▸ Exercise prompt: Copy every line of the data that contains the string "Program".

********

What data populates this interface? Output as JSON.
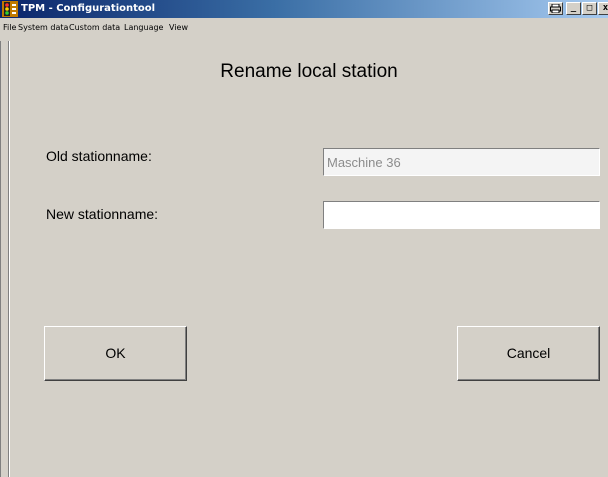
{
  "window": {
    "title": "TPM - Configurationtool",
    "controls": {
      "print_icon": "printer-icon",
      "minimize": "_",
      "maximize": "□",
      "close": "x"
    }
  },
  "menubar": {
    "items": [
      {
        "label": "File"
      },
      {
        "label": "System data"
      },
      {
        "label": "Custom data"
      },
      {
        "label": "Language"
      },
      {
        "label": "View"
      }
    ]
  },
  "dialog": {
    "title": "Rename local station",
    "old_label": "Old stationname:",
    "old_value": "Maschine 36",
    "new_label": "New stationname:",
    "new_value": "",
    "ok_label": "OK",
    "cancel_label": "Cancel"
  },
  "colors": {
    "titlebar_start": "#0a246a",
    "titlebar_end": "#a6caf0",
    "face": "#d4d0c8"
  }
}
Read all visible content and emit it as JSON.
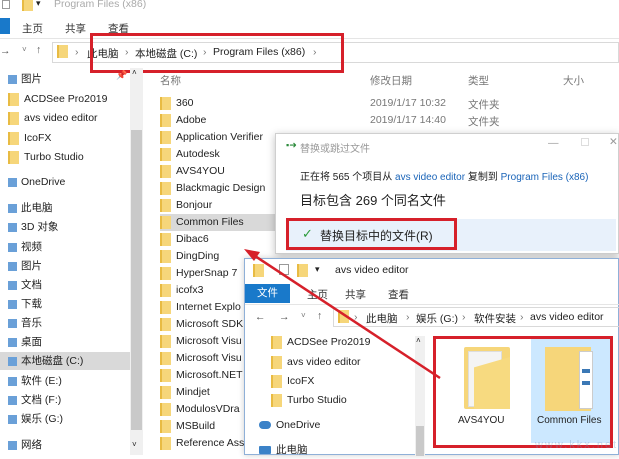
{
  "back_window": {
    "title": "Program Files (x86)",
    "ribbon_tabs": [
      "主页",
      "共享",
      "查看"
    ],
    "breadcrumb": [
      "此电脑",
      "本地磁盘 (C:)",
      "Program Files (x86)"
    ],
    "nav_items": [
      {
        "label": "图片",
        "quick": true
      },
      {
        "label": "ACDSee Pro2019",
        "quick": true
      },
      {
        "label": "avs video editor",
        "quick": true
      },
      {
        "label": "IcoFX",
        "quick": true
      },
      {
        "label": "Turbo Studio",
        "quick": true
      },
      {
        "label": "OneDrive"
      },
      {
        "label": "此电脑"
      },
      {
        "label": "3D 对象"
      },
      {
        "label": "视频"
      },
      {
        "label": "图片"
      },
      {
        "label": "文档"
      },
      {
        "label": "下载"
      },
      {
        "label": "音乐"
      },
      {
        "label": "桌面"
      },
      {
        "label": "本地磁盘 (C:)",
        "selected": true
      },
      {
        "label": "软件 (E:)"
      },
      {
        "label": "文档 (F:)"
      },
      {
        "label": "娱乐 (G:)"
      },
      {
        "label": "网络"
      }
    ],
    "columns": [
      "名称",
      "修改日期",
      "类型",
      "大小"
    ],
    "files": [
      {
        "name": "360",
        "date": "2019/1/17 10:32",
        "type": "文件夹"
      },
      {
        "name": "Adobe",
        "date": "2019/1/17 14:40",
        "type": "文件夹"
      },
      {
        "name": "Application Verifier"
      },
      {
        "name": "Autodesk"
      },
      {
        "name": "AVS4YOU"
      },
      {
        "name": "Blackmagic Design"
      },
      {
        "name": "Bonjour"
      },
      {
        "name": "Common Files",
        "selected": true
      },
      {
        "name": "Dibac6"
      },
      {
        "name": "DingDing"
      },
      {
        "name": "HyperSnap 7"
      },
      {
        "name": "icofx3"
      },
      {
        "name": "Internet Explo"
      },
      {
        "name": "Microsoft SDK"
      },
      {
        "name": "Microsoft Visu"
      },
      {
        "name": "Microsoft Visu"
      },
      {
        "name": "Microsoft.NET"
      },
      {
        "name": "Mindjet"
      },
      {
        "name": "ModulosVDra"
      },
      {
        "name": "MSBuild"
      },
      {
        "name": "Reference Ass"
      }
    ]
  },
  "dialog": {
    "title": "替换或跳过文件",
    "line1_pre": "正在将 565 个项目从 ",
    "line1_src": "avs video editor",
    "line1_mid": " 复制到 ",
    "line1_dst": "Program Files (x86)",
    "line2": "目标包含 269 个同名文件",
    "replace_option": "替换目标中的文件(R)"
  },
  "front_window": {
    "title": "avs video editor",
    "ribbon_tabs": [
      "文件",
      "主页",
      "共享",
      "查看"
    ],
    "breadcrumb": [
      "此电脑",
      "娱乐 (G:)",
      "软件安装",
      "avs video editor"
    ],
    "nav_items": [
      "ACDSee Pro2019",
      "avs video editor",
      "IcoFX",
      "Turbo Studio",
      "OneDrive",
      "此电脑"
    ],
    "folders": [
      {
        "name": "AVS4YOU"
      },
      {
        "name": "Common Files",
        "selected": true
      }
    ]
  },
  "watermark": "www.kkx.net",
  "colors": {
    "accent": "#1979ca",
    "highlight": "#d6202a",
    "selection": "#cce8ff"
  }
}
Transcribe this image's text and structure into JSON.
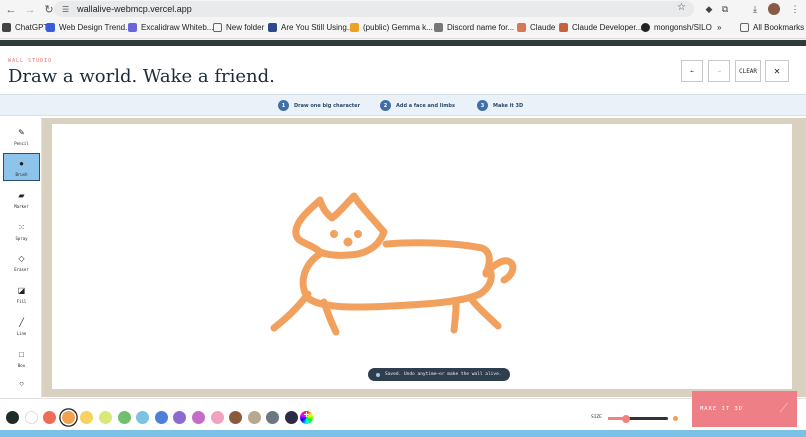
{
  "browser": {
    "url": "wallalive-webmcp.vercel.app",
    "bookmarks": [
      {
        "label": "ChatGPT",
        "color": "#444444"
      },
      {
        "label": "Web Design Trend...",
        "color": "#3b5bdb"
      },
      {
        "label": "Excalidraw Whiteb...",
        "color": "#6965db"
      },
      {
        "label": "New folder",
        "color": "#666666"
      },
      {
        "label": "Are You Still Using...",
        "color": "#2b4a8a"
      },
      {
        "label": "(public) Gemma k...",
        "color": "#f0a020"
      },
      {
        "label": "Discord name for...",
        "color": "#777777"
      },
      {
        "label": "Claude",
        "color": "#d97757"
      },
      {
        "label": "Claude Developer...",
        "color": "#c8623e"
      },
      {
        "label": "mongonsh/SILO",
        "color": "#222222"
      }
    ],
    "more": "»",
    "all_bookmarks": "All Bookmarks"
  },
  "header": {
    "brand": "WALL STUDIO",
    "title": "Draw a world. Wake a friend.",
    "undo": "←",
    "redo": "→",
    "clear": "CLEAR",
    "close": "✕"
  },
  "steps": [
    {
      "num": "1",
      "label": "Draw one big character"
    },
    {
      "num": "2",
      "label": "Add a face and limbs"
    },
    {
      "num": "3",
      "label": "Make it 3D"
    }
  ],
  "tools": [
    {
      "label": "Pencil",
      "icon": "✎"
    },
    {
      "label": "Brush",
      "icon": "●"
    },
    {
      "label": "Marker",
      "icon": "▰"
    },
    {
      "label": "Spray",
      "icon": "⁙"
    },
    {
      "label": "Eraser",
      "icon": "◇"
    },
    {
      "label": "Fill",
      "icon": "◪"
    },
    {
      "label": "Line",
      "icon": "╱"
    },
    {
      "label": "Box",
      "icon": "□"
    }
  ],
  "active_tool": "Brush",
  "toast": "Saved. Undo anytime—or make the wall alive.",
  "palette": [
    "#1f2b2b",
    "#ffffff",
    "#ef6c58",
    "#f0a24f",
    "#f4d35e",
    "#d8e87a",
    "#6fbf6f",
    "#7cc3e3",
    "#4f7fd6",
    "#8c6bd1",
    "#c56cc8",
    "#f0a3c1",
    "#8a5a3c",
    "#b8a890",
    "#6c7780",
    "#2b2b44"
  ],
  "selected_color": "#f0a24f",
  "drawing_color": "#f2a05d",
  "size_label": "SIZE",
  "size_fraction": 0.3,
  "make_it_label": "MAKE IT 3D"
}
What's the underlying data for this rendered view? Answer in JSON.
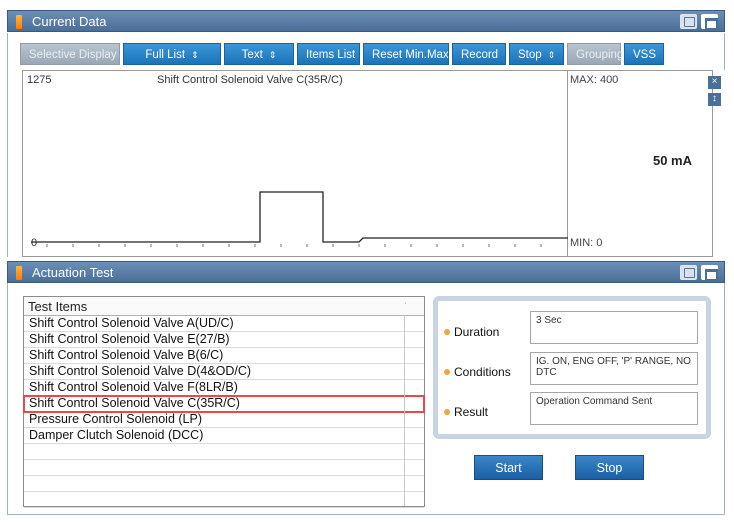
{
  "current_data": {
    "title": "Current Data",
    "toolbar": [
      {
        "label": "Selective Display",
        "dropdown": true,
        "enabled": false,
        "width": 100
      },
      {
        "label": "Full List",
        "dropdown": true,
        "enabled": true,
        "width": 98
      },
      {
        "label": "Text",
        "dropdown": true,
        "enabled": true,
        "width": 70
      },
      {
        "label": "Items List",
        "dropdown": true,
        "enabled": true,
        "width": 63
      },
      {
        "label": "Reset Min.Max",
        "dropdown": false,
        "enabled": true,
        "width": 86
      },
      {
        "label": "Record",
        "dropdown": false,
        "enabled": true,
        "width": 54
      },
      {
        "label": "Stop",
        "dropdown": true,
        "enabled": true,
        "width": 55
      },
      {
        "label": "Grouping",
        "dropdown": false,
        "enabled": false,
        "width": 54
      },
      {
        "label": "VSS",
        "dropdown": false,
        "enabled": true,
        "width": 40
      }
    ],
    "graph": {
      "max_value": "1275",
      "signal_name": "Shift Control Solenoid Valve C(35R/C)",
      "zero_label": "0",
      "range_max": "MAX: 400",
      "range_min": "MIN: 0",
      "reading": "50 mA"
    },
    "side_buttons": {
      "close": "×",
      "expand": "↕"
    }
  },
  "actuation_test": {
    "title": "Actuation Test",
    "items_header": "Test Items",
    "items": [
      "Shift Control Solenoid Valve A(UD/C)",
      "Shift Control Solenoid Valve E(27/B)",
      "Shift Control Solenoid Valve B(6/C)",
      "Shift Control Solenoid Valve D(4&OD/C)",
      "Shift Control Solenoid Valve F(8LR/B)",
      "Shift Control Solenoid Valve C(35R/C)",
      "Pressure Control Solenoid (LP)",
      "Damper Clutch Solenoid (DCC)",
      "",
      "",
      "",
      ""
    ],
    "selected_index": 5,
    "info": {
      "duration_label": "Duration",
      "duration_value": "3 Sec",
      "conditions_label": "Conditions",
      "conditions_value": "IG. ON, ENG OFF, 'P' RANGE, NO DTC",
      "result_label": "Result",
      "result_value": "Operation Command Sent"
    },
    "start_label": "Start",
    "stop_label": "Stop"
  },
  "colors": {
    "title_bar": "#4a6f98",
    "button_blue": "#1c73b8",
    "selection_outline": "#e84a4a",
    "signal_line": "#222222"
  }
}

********

▸ Response area:
    "title": "Program Files (x86)",
      "Program Files (x86)"
    "line1_dst": "Program Files (x86)",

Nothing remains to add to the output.